This novel method is much superior to several other methods such as phage display, EBV immortalization, yeast display, and humanized animal models since it doesn't rely on a large scale screening and identification. Basically, this method allows for selective stimulation of memory B cells from healthy donors, leading to proliferation and differentiation into plasma cells that produce antigen-specific antibodies, even in antigen-naive donors (They demonstrated by showing you could develop antibodies against HIV from cells derived from HIV negative donors), which means making therapeutic vaccines (Antibodies) could be very fast.

As Facundo Batista explains, "Specifically, it should allow the production of these antibodies within a shorter time frame in vitro and without the need for vaccination or blood/serum donation from recently infected or vaccinated individuals. In addition, our method offers the potential to accelerate the development of new vaccines by allowing the efficient evaluation of candidate target antigens."


Irene Sanjuan Nandin, Carol Fong, Cecilia Deantonio, Juan A. Torreno-Pina,Simone Pecetta, Paula Maldonado, Francesca Gasparrini, Jose Ordovas-Montanes, Samuel W. Kazer, Svend Kjaer, Daryl W. Borley, Usha Nair, Julia A. Coleman, Daniel Lingwood, Alex K. Shalek Eric Meffre, Pascal Poignard, Dennis R. Burton, and Facundo D. Batista. Novel in vitro booster vaccination to rapidly generate antigen-specific human monoclonal antibodies. The Journal of Experimental Medicine, 2017 DOI: 10.1084/jem.20170633.
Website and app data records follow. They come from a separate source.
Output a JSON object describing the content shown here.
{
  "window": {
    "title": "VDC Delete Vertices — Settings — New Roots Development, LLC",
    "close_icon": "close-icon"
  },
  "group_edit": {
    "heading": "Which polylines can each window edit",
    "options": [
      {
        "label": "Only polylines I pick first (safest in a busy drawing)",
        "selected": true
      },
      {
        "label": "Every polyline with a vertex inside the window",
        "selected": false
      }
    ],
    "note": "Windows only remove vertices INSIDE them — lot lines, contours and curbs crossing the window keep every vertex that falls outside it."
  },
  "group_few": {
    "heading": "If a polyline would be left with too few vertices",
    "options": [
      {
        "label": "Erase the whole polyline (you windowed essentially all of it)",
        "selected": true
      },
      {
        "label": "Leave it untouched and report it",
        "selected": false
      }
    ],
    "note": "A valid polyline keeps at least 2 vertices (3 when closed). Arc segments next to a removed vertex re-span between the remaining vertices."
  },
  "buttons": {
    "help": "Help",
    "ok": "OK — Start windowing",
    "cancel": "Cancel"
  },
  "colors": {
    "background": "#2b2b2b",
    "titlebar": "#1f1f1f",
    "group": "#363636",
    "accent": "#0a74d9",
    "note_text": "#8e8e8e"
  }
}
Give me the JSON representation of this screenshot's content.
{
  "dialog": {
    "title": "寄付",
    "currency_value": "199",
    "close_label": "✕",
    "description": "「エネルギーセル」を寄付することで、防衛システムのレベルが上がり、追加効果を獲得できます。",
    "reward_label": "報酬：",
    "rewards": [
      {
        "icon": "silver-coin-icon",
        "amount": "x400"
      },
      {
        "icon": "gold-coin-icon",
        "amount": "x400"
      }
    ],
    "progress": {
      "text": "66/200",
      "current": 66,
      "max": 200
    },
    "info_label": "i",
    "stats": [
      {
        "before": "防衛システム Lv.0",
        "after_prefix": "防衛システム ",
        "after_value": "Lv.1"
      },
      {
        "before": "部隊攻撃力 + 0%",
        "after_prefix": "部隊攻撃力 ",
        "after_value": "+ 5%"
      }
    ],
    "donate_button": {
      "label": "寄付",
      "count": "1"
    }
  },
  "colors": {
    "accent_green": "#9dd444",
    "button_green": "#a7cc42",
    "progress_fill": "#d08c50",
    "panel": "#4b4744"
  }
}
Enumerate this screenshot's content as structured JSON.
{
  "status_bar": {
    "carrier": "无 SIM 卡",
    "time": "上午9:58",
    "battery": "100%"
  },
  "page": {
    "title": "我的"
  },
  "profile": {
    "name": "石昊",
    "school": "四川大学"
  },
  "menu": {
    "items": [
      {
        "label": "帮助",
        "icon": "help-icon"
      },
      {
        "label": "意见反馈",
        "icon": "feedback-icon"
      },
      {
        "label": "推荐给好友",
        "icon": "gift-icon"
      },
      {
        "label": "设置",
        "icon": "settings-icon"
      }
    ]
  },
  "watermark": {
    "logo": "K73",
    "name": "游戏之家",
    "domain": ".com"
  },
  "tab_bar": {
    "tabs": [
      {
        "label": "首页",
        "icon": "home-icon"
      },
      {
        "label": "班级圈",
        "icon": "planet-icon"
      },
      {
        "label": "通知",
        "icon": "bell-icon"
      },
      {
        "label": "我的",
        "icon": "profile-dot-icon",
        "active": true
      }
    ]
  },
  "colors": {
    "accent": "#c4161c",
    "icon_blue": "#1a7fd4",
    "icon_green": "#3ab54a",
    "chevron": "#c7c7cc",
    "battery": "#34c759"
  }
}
Eckl-Dorna J, Batista F. BCR-mediated uptake of an antigen linked to TLR9 ligand stimulates B-cell proliferation and antigen-specific plasma cell formation. Blood. 2009;113(17):3969-3977.